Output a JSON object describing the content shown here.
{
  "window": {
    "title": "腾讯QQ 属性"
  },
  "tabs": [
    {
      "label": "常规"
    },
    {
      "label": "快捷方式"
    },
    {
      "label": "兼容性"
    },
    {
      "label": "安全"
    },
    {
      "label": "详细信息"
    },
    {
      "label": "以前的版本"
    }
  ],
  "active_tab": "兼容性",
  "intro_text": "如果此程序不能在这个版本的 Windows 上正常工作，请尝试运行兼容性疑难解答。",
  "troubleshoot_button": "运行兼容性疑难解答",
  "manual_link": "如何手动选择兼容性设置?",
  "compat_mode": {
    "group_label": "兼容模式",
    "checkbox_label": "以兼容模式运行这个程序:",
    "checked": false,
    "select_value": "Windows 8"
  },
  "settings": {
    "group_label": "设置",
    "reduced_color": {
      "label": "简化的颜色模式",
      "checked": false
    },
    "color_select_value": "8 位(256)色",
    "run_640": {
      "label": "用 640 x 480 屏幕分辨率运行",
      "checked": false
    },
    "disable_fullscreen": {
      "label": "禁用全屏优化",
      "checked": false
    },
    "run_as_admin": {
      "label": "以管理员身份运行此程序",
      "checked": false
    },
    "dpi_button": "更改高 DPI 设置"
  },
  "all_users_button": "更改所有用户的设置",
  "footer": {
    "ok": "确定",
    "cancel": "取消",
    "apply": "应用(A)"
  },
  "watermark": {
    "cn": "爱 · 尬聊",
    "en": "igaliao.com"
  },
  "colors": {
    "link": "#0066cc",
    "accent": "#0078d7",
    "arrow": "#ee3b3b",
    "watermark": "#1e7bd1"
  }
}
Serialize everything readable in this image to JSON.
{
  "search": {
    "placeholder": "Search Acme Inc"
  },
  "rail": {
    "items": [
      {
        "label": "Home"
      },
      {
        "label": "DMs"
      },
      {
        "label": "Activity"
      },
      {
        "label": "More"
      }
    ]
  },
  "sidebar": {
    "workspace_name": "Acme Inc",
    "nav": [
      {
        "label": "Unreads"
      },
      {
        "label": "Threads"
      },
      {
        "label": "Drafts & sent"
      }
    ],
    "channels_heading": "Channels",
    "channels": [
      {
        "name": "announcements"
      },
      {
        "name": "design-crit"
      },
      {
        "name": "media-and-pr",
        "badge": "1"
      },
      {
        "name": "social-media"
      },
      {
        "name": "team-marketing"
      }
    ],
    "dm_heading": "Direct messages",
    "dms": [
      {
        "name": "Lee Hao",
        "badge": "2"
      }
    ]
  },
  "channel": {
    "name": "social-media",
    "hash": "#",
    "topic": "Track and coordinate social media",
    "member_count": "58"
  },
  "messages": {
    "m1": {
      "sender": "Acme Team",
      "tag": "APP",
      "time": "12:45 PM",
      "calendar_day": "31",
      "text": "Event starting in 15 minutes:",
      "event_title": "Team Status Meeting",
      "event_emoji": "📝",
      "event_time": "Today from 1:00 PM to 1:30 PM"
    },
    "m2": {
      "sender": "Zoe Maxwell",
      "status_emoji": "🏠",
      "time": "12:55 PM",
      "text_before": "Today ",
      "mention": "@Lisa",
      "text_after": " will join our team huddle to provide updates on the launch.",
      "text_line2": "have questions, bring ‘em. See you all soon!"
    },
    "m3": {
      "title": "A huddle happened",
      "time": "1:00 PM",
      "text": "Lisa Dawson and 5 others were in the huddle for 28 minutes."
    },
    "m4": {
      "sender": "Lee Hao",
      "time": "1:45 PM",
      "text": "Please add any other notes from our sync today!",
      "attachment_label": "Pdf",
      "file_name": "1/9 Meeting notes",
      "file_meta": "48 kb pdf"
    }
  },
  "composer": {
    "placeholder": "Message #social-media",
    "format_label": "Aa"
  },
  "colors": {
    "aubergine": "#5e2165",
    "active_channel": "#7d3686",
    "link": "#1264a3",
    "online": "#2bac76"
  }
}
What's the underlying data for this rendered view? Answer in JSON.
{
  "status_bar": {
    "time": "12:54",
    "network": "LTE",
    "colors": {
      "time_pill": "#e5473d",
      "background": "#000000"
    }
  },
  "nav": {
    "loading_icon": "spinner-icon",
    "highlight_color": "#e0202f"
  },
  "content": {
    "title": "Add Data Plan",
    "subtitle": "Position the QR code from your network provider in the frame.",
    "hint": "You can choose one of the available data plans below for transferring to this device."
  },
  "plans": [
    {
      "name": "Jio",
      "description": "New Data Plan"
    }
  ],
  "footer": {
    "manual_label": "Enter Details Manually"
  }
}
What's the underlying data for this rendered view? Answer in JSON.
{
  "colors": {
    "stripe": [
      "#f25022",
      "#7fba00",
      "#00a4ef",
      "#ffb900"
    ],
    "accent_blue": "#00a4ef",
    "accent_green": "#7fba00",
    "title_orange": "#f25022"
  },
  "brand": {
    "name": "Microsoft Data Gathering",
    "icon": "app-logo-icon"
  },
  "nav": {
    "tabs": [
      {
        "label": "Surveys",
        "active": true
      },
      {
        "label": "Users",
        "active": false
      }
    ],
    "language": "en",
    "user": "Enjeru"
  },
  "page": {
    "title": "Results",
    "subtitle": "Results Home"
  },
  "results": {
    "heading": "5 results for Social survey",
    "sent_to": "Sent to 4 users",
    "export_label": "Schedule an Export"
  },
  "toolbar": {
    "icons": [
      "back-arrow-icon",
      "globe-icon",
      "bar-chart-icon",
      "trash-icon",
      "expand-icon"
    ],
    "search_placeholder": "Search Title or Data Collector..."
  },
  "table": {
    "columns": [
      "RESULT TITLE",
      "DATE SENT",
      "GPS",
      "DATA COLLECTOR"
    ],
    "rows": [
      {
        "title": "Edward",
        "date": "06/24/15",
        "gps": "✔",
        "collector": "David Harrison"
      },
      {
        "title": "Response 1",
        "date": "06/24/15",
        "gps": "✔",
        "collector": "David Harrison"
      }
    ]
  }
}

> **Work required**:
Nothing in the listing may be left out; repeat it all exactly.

> **Exercise result**:
Output a JSON object describing the content shown here.
{
  "window": {
    "title": "腾讯QQ 属性"
  },
  "tabs": [
    {
      "label": "常规"
    },
    {
      "label": "快捷方式"
    },
    {
      "label": "兼容性"
    },
    {
      "label": "安全"
    },
    {
      "label": "详细信息"
    },
    {
      "label": "以前的版本"
    }
  ],
  "active_tab": "兼容性",
  "intro_text": "如果此程序不能在这个版本的 Windows 上正常工作，请尝试运行兼容性疑难解答。",
  "troubleshoot_button": "运行兼容性疑难解答",
  "manual_link": "如何手动选择兼容性设置?",
  "compat_mode": {
    "group_label": "兼容模式",
    "checkbox_label": "以兼容模式运行这个程序:",
    "checked": false,
    "select_value": "Windows 8"
  },
  "settings": {
    "group_label": "设置",
    "reduced_color": {
      "label": "简化的颜色模式",
      "checked": false
    },
    "color_select_value": "8 位(256)色",
    "run_640": {
      "label": "用 640 x 480 屏幕分辨率运行",
      "checked": false
    },
    "disable_fullscreen": {
      "label": "禁用全屏优化",
      "checked": false
    },
    "run_as_admin": {
      "label": "以管理员身份运行此程序",
      "checked": false
    },
    "dpi_button": "更改高 DPI 设置"
  },
  "all_users_button": "更改所有用户的设置",
  "footer": {
    "ok": "确定",
    "cancel": "取消",
    "apply": "应用(A)"
  },
  "watermark": {
    "cn": "爱 · 尬聊",
    "en": "igaliao.com"
  },
  "colors": {
    "link": "#0066cc",
    "accent": "#0078d7",
    "arrow": "#ee3b3b",
    "watermark": "#1e7bd1"
  }
}
Serialize everything readable in this image to JSON.
{
  "search": {
    "placeholder": "Search Acme Inc"
  },
  "rail": {
    "items": [
      {
        "label": "Home"
      },
      {
        "label": "DMs"
      },
      {
        "label": "Activity"
      },
      {
        "label": "More"
      }
    ]
  },
  "sidebar": {
    "workspace_name": "Acme Inc",
    "nav": [
      {
        "label": "Unreads"
      },
      {
        "label": "Threads"
      },
      {
        "label": "Drafts & sent"
      }
    ],
    "channels_heading": "Channels",
    "channels": [
      {
        "name": "announcements"
      },
      {
        "name": "design-crit"
      },
      {
        "name": "media-and-pr",
        "badge": "1"
      },
      {
        "name": "social-media"
      },
      {
        "name": "team-marketing"
      }
    ],
    "dm_heading": "Direct messages",
    "dms": [
      {
        "name": "Lee Hao",
        "badge": "2"
      }
    ]
  },
  "channel": {
    "name": "social-media",
    "hash": "#",
    "topic": "Track and coordinate social media",
    "member_count": "58"
  },
  "messages": {
    "m1": {
      "sender": "Acme Team",
      "tag": "APP",
      "time": "12:45 PM",
      "calendar_day": "31",
      "text": "Event starting in 15 minutes:",
      "event_title": "Team Status Meeting",
      "event_emoji": "📝",
      "event_time": "Today from 1:00 PM to 1:30 PM"
    },
    "m2": {
      "sender": "Zoe Maxwell",
      "status_emoji": "🏠",
      "time": "12:55 PM",
      "text_before": "Today ",
      "mention": "@Lisa",
      "text_after": " will join our team huddle to provide updates on the launch.",
      "text_line2": "have questions, bring ‘em. See you all soon!"
    },
    "m3": {
      "title": "A huddle happened",
      "time": "1:00 PM",
      "text": "Lisa Dawson and 5 others were in the huddle for 28 minutes."
    },
    "m4": {
      "sender": "Lee Hao",
      "time": "1:45 PM",
      "text": "Please add any other notes from our sync today!",
      "attachment_label": "Pdf",
      "file_name": "1/9 Meeting notes",
      "file_meta": "48 kb pdf"
    }
  },
  "composer": {
    "placeholder": "Message #social-media",
    "format_label": "Aa"
  },
  "colors": {
    "aubergine": "#5e2165",
    "active_channel": "#7d3686",
    "link": "#1264a3",
    "online": "#2bac76"
  }
}
What's the underlying data for this rendered view? Answer in JSON.
{
  "status_bar": {
    "time": "12:54",
    "network": "LTE",
    "colors": {
      "time_pill": "#e5473d",
      "background": "#000000"
    }
  },
  "nav": {
    "loading_icon": "spinner-icon",
    "highlight_color": "#e0202f"
  },
  "content": {
    "title": "Add Data Plan",
    "subtitle": "Position the QR code from your network provider in the frame.",
    "hint": "You can choose one of the available data plans below for transferring to this device."
  },
  "plans": [
    {
      "name": "Jio",
      "description": "New Data Plan"
    }
  ],
  "footer": {
    "manual_label": "Enter Details Manually"
  }
}
What's the underlying data for this rendered view? Answer in JSON.
{
  "colors": {
    "stripe": [
      "#f25022",
      "#7fba00",
      "#00a4ef",
      "#ffb900"
    ],
    "accent_blue": "#00a4ef",
    "accent_green": "#7fba00",
    "title_orange": "#f25022"
  },
  "brand": {
    "name": "Microsoft Data Gathering",
    "icon": "app-logo-icon"
  },
  "nav": {
    "tabs": [
      {
        "label": "Surveys",
        "active": true
      },
      {
        "label": "Users",
        "active": false
      }
    ],
    "language": "en",
    "user": "Enjeru"
  },
  "page": {
    "title": "Results",
    "subtitle": "Results Home"
  },
  "results": {
    "heading": "5 results for Social survey",
    "sent_to": "Sent to 4 users",
    "export_label": "Schedule an Export"
  },
  "toolbar": {
    "icons": [
      "back-arrow-icon",
      "globe-icon",
      "bar-chart-icon",
      "trash-icon",
      "expand-icon"
    ],
    "search_placeholder": "Search Title or Data Collector..."
  },
  "table": {
    "columns": [
      "RESULT TITLE",
      "DATE SENT",
      "GPS",
      "DATA COLLECTOR"
    ],
    "rows": [
      {
        "title": "Edward",
        "date": "06/24/15",
        "gps": "✔",
        "collector": "David Harrison"
      },
      {
        "title": "Response 1",
        "date": "06/24/15",
        "gps": "✔",
        "collector": "David Harrison"
      }
    ]
  }
}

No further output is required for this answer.